"Europeans must learn more about Roma"

Statement by Thomas Hammarberg, Council of Europe Commissioner for Human Rights, on the occasion of the International Roma Day, April 8


[07/04/2006 12:00] On the eve of the International Roma Day, we should remember the long history of discrimination and persecution of the Roma, including the porrajmos (Holocaust). Through years the Roma have suffered persistent ignorance and prejudice from the majority population. In Europe today, all too many Roma women, men and children continue to experience multiple discrimination in their daily lives. They are also often hidden from the public view by unemployment and isolation in Roma settlements or special schools.

International and European human rights standards clearly provide for equality before the law and prohibit discrimination on the grounds of ethnicity. There is no place for racism in a democratic society. Governments have a positive duty to bring about equality of opportunity for all. Improved access to housing, education, employment and health care is key for many Roma.

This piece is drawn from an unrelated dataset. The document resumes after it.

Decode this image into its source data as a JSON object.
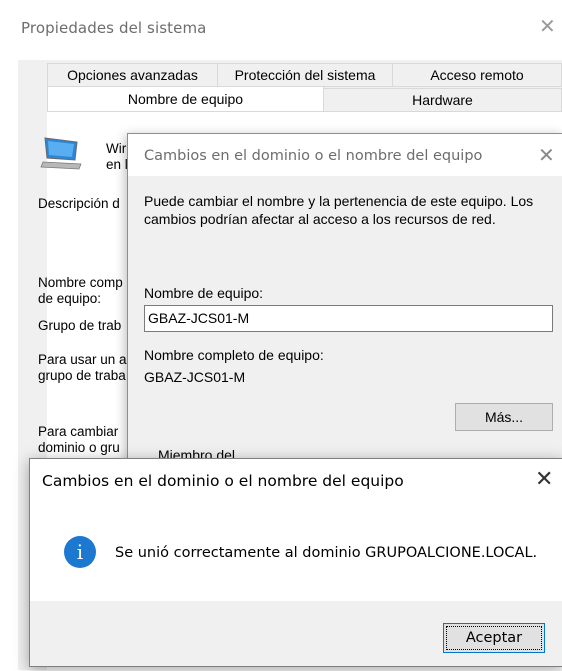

National action plans are one means of addressing these issues and I am aware that new plans have been drawn up in connection with the Decade of Roma Inclusion, 2005-2015. I will follow the implementation of these strategies during my country visits. Moreover, in a growing number of countries, the establishment of low-threshold complaints bodies such as specialised ombudspersons and anti-discrimination tribunals has already made it easier for the Roma, among others, to access genuine justice.

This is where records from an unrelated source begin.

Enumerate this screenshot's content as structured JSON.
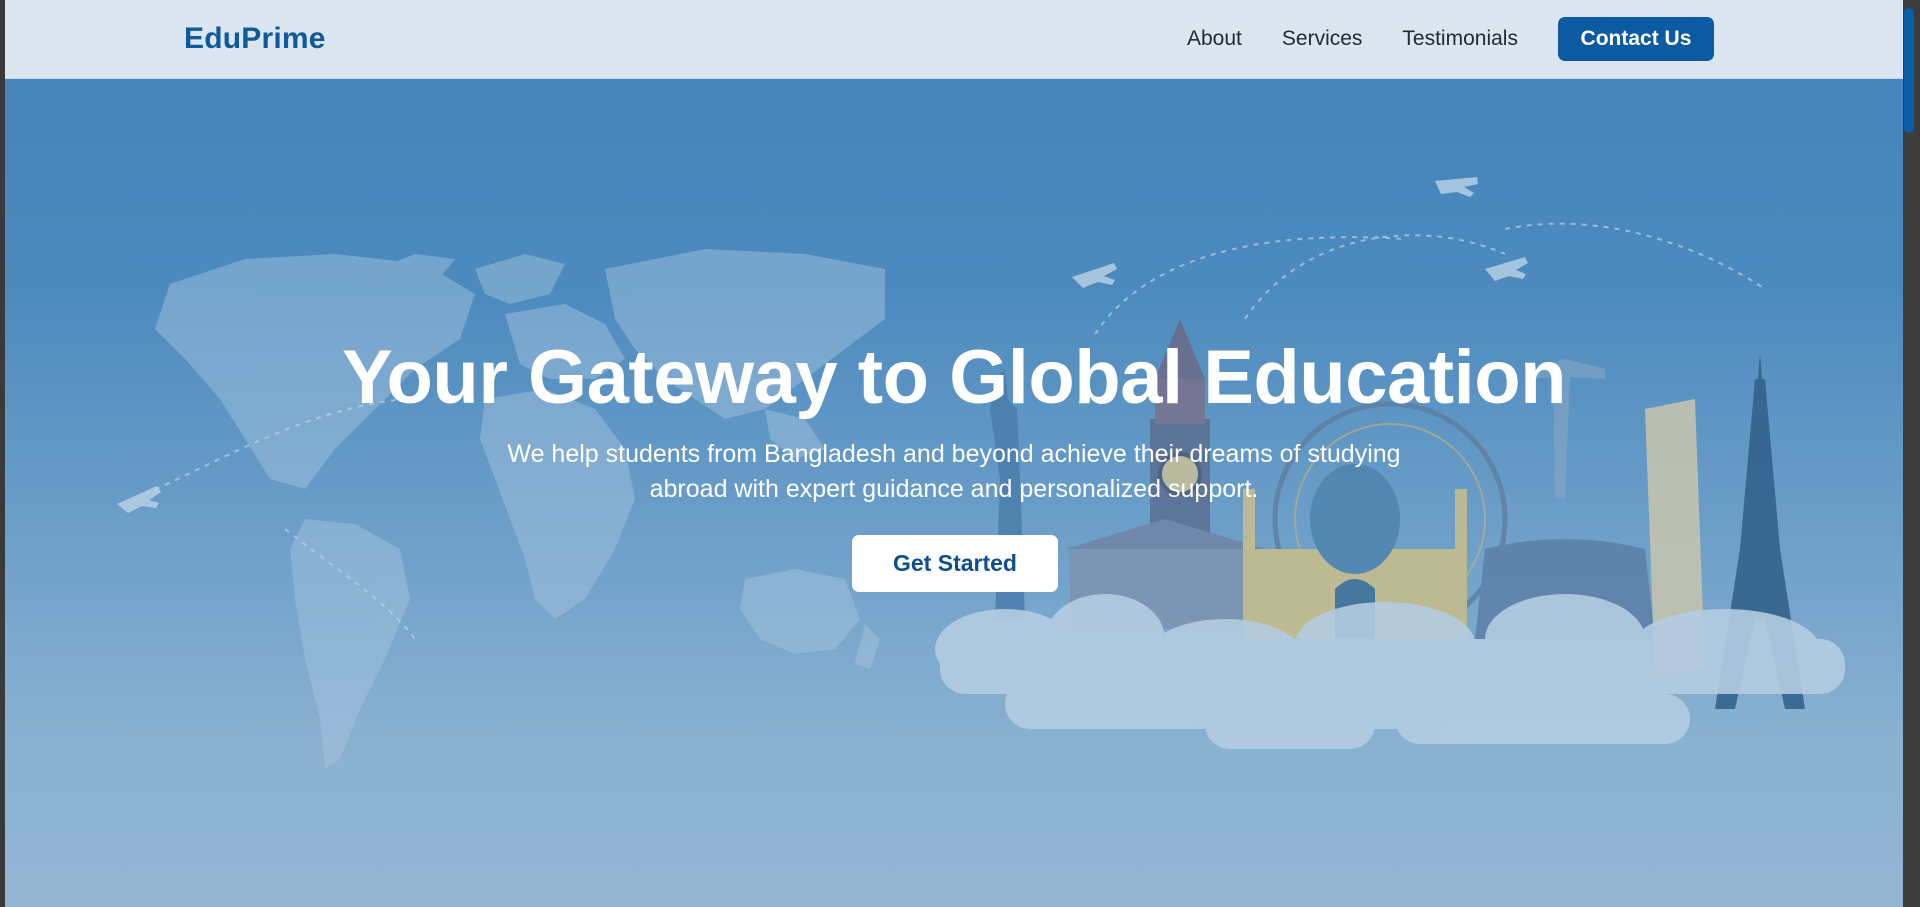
{
  "nav": {
    "brand": "EduPrime",
    "links": [
      "About",
      "Services",
      "Testimonials"
    ],
    "contact": "Contact Us"
  },
  "hero": {
    "title": "Your Gateway to Global Education",
    "subtitle_line1": "We help students from Bangladesh and beyond achieve their dreams of studying",
    "subtitle_line2": "abroad with expert guidance and personalized support.",
    "cta": "Get Started"
  },
  "colors": {
    "brand": "#0e5a9a",
    "accent_button": "#0c5aa1",
    "hero_top": "#4585ba",
    "hero_bottom": "#93b6d2"
  }
}
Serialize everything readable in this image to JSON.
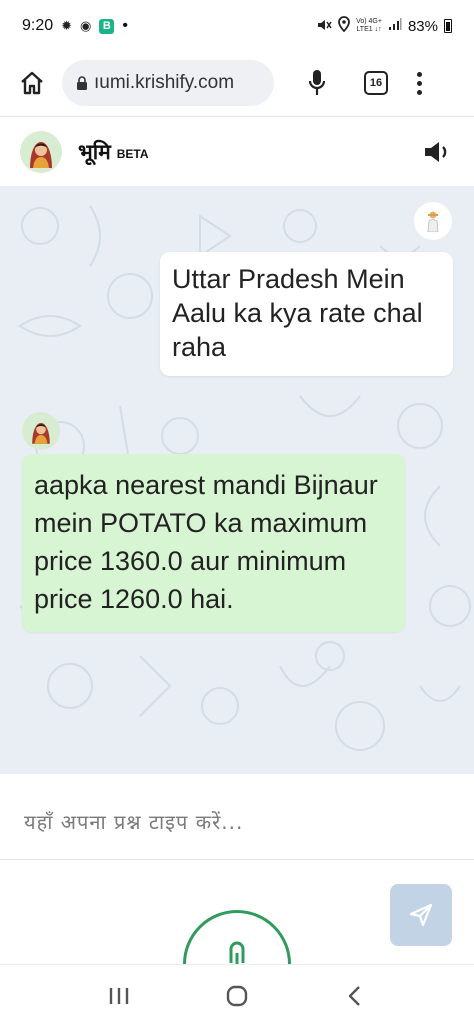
{
  "status_bar": {
    "time": "9:20",
    "app_letter": "B",
    "network_top": "Vo) 4G+",
    "network_bottom": "LTE1 ↓↑",
    "battery": "83%"
  },
  "browser": {
    "url": "ıumi.krishify.com",
    "tab_count": "16"
  },
  "app": {
    "title": "भूमि",
    "badge": "BETA"
  },
  "chat": {
    "messages": [
      {
        "sender": "user",
        "text": "Uttar Pradesh Mein Aalu ka kya rate chal raha"
      },
      {
        "sender": "bot",
        "text": "aapka nearest mandi Bijnaur mein POTATO ka maximum price 1360.0 aur minimum price 1260.0 hai."
      }
    ]
  },
  "input": {
    "placeholder": "यहाँ अपना प्रश्न टाइप करें...",
    "value": ""
  },
  "colors": {
    "chat_background": "#e8eef3",
    "user_bubble": "#ffffff",
    "bot_bubble": "#d8f5d3",
    "send_button": "#c3d3e6",
    "voice_ring": "#2f9b5c"
  }
}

The institutions and monitoring bodies of the Council of Europe have strived to uphold the full enjoyment of human rights by Roma. This is definitely a priority for the Commissioner for Human Rights and will continue to be so under my mandate. Co-operation with the European Roma and Travellers Forum and other bodies representing Roma will be important.

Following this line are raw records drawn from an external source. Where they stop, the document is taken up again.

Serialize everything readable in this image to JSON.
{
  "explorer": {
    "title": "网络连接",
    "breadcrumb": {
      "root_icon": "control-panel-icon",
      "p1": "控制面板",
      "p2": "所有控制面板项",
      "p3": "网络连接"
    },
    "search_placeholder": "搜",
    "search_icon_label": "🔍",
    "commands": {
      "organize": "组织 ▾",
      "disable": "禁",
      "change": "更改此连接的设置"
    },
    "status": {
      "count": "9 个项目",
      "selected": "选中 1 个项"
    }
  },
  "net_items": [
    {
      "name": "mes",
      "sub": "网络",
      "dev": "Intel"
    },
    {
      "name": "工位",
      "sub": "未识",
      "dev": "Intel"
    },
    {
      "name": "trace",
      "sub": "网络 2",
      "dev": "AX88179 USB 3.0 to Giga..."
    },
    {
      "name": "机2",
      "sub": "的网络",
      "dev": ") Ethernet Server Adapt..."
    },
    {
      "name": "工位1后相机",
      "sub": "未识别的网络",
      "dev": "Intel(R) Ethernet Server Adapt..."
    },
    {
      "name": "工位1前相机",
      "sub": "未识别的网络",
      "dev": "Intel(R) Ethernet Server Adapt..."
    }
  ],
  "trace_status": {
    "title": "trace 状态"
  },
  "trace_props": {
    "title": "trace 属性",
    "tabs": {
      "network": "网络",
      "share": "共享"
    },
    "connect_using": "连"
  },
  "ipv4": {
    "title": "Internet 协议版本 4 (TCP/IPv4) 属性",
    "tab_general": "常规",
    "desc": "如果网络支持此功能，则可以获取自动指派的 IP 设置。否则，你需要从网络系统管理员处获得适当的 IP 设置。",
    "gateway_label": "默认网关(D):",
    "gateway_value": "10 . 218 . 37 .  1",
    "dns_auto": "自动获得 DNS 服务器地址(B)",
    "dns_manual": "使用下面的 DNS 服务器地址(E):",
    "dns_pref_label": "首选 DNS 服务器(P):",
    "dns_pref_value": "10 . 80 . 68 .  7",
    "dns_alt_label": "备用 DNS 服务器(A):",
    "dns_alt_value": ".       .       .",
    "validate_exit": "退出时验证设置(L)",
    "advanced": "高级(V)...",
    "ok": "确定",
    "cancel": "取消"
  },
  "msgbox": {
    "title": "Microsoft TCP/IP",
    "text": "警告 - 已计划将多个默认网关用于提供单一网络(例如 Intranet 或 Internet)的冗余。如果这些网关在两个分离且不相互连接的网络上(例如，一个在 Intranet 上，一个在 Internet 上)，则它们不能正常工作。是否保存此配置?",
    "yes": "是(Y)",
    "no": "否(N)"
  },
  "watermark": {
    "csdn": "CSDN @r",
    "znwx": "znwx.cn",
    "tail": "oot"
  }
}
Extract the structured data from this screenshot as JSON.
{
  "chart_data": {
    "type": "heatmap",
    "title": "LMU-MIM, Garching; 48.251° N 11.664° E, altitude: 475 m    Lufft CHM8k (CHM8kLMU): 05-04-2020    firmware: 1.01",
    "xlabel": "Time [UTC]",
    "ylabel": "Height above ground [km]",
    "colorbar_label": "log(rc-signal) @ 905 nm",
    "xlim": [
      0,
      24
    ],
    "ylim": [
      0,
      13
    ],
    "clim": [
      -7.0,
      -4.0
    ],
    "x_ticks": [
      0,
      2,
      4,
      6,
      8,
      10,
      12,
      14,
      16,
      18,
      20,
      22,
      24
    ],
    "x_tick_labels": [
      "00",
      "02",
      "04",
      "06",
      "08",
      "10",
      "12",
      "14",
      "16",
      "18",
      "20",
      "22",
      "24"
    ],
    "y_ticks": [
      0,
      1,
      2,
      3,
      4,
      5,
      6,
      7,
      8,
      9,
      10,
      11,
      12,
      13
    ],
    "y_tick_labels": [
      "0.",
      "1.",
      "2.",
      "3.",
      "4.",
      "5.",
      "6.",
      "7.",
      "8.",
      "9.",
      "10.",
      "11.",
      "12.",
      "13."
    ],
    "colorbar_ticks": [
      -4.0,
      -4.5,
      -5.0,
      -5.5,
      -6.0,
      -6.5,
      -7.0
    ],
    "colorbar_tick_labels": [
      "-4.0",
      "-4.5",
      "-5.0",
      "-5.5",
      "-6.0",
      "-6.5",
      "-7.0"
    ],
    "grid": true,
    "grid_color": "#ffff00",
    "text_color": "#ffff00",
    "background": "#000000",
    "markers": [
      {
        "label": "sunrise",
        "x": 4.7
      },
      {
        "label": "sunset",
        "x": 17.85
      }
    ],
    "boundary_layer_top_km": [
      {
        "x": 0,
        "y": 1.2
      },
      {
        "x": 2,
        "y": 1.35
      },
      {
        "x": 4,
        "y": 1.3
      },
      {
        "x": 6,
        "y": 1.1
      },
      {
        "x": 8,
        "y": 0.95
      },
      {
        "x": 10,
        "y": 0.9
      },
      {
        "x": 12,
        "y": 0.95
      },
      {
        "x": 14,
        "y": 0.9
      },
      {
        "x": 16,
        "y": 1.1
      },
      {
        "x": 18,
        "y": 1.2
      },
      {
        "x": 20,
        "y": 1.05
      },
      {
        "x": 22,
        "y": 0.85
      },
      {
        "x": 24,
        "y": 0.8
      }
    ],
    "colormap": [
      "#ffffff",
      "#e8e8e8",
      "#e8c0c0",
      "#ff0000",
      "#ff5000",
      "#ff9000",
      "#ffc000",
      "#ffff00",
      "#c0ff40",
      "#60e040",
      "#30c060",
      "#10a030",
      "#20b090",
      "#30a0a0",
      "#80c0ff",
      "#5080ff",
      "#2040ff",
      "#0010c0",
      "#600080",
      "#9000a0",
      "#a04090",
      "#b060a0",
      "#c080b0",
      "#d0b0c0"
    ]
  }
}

We should also bridge the knowledge gap. Europeans must learn more about Roma, their history and the diversity of their identities. Roma should be visible in all walks of life. Local authorities have to engage in an active process of mutual integration. In many European municipalities, policies of inclusion and raising awareness have yielded promising results. It is through living, working and learning together that we can eradicate our ignorance and prejudice.

The realisation of Roma inclusion will reinforce everyday democracy and the rule of law. It is the only way to reach a society of substantive equality where everyone has the right to participate and to be heard.